Why Treaties Matter: Self-Government in the Dakota and Ojibwe Nations is an exhibition, an event, and a conversation whose issues and themes have been identified and prioritized by the 11 sovereign nations that share the same geography as Minnesota. The realization and ongoing success of this project is the result of deep collaboration between these sovereign nations, the Minnesota Indian Affairs Council (a state agency), the Smithsonian Institution’s National Museum of the American Indian, and the Minnesota Humanities Center. The content, focus, and design of the Why Treaties Matter project comes directly from the state’s American Indian nations so as to place American Indians at the center of a narrative that so often characterizes their existence as, at best, peripheral to the historical record. The important issues identified by the tribes are outlined in the title of each exhibit banner: 

  • We Have Always Been Sovereign Nations
  • A Deep Connection to Place 
  • The Native Origins of Sovereignty
  • Treaty Making in America
  • U.S.—American Indian Treaties in Minnesota
  • How Treaties Changed Lands and Lifeways
  • Ojibwe Rights Retained
  • The Dakota Reaction to Broken Treaties
  • Dakota Diaspora
  • Facing Dislocation
  • Allotment: Dismantling Tribal Land Ownership
  • Exploitation of Tribal Land
  • Defending Treaty Rights in the 20th Century [and beyond?]
  • The Origins of Modern Tribal Government
  • Why Treaties Matter Today: Tribal Government
  • Respecting and Managing Natural Resources
  • Sovereignty Through Economic Development
  • Taking Care of the People
  • Treaties as Living Documents

The 11 sovereign nations identified these issues through a series of carefully coordinated in-person meetings with tribal leadership in their communities. MIAC staff and Humanities Center consultants met with tribal leaders to seek guidance on how the project should proceed, discuss what issues each community wanted to address, and gather feedback regarding the project’s overall concept and goals. In drafting the exhibit script, tribal leaders from each tribe reviewed the text two or more times to ensure the themes, ideas, issues, and narrative represent an authentic indigenous point of view on each issue.
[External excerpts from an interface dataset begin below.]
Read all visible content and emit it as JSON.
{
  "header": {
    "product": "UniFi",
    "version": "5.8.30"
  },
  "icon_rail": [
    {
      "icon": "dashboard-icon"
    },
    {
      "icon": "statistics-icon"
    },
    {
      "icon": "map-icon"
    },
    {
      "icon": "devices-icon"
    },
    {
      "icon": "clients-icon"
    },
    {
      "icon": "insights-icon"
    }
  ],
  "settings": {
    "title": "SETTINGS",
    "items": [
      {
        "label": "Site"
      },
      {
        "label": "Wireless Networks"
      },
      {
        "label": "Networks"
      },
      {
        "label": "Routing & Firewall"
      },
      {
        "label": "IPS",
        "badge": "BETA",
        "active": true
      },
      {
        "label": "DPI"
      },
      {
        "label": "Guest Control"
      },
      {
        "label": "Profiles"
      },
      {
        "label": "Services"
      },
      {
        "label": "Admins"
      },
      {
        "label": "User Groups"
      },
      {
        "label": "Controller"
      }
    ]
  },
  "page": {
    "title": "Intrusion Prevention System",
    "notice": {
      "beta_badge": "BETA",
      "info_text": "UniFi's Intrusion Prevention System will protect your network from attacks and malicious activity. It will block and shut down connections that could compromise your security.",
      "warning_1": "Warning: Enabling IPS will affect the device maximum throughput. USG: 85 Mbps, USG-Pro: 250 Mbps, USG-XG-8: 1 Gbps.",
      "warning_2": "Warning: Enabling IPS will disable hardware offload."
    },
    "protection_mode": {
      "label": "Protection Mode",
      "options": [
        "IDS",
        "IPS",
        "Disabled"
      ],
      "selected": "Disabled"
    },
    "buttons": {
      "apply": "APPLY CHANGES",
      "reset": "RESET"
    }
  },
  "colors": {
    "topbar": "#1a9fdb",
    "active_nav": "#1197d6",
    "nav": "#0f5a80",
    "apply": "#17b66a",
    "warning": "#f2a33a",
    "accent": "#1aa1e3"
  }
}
During this process of continual collaboration and engagement, a multi-platform project that helps both students and the general public deepen their knowledge and understanding of Ojibwe and Dakota treaties as important living documents emerged. Why Treaties Matter came together as a project that achieves a remarkable cross-sector impact through four components: a traveling exhibit, including community engagement events and activities; an interactive website; education resources, including a companion Educator Guide for the Why Treaties Matter exhibit; and host site and educator community engagement capacity building. This final component responds to the need for host sites and educators to work with and within Dakota and Ojibwe communities in order to host the exhibit “in a good way” that centers indigenous voices and honors the project’s spirit of collaboration and community. Drawing from the knowledge of indigenous content partners and the Humanities Center’s work with educators, these community engagement workshops not only prepare host sites and educators to handle the exhibit with care, but they also broaden participants’ worldviews and give them the skills to deepen their personal and professional relationships with students and indigenous communities – outcomes that set the foundation for increased engagement while hosting the exhibit and beyond.

As an example of deep collaboration and community-driven programming, Why Treaties Matter represents the work of the Minnesota Humanities Center and our absent narratives approach at its very best. Through this project, we bring resources and institutional humility to learn from and with communities while working together to examine complex issues through humanistic inquiry. In so doing, we challenge an exclusive story of Minnesota’s past by inverting the dominant narrative and centering the perspectives of indigenous peoples whose knowledge of treaties has long been absented and overwritten.